The law firm provided this general accounting firm with legal services relating to various aspects of the accounting practice, including partnership affairs within the accounting practice, over a period of several years. Specifically, various members of the law firm worked directly with the Senior Partner and advised him and the other members of the accounting firm as to various legal matters. Rule 1.13, M.R.P.C., deals with the organization as a client. The ABA Model Rule upon which our Rule 1.13 is predicated has been interpreted to provide that if the relationship is not clarified at an early stage, a lawyer-client relationship may arise between the lawyer and an individual constituent of the organization. See, e.g., ABA Annotated Model Rules of Professional Conduct (2d. Ed. 1992) at 228 (lawyer-client relationship may be found between an individual constituent and an organization's lawyer).See also E.F. Hutton & Co. v. Brown, 305 F. Supp. 371 (S.D. Tex. 1969) (lawyers disqualified from representing brokerage firm in action against former vice president based on presumption that lawyers represented him as individual as well as brokerage firm); Margulies v. Upchurch, 696 P.2d 1195 (Utah 1985) (lawyer-client relationship existed between limited partners and lawyer for limited partnership).

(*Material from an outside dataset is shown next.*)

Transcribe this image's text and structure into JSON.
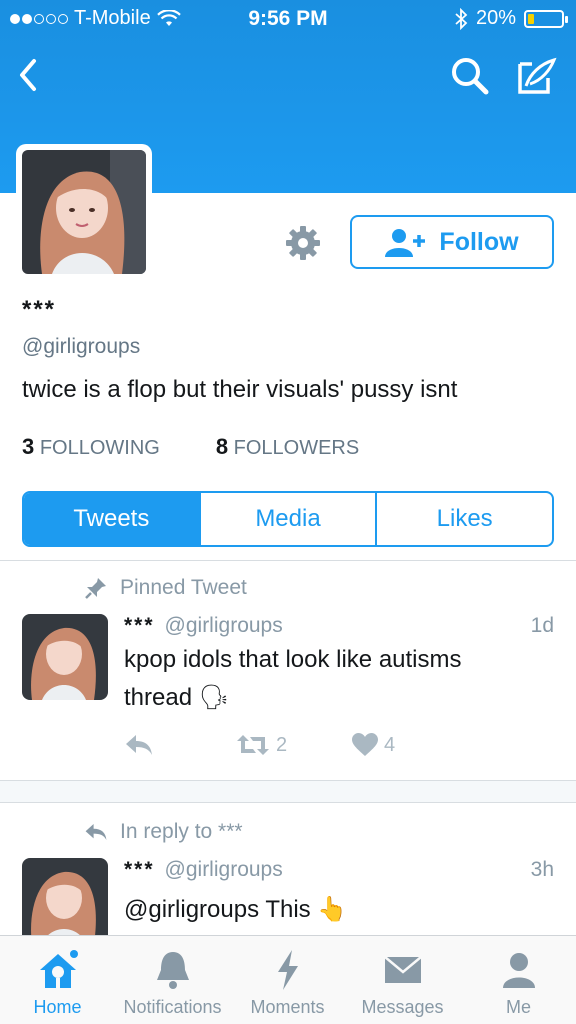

Further, the comment to Rule 1.13 requires that if the organization's interest becomes adverse to those of one or more of its constituents, the lawyer should advise the constituent(s) of the conflict or potential conflict of interest. For purposes of this opinion, we assume that the subject lawyers did not comply with this requirement.
Further, in the scenario proposed, the Senior Partner's termination would be based on advice provided by the law firm. That action, coupled with the fact that the same law firm proposes thereafter to represent several of the remaining partners of the accounting firm in litigation against the former Senior Partner, all without obtaining his consent after consultation, would violate M.R.P.C. Rule 1.9(a) and the general principles set forth in M.R.P.C. Rule 1.7. The conduct described may also violate Rule 1.9(b) and 1.8(b).
Accordingly, we conclude that the actions proposed in both Questions 1 and 2 violate the lawyers' obligations pursuant to the Mississippi Rules of Professional Conduct. We do not know the specifics of the law firm's representation of the accounting partnership nor the bases for the proposed termination of the Senior Partner; therefore, we offer no opinion as to whether the law firm may obtain an effective waiver for the proposed representation from the Senior Partner after consolation. The questions posed also state that the subject law firm is organized as a general partnership. That factor plays no part in our analysis, and the result we reach would be the same regardless of the manner in which the law firm is organized.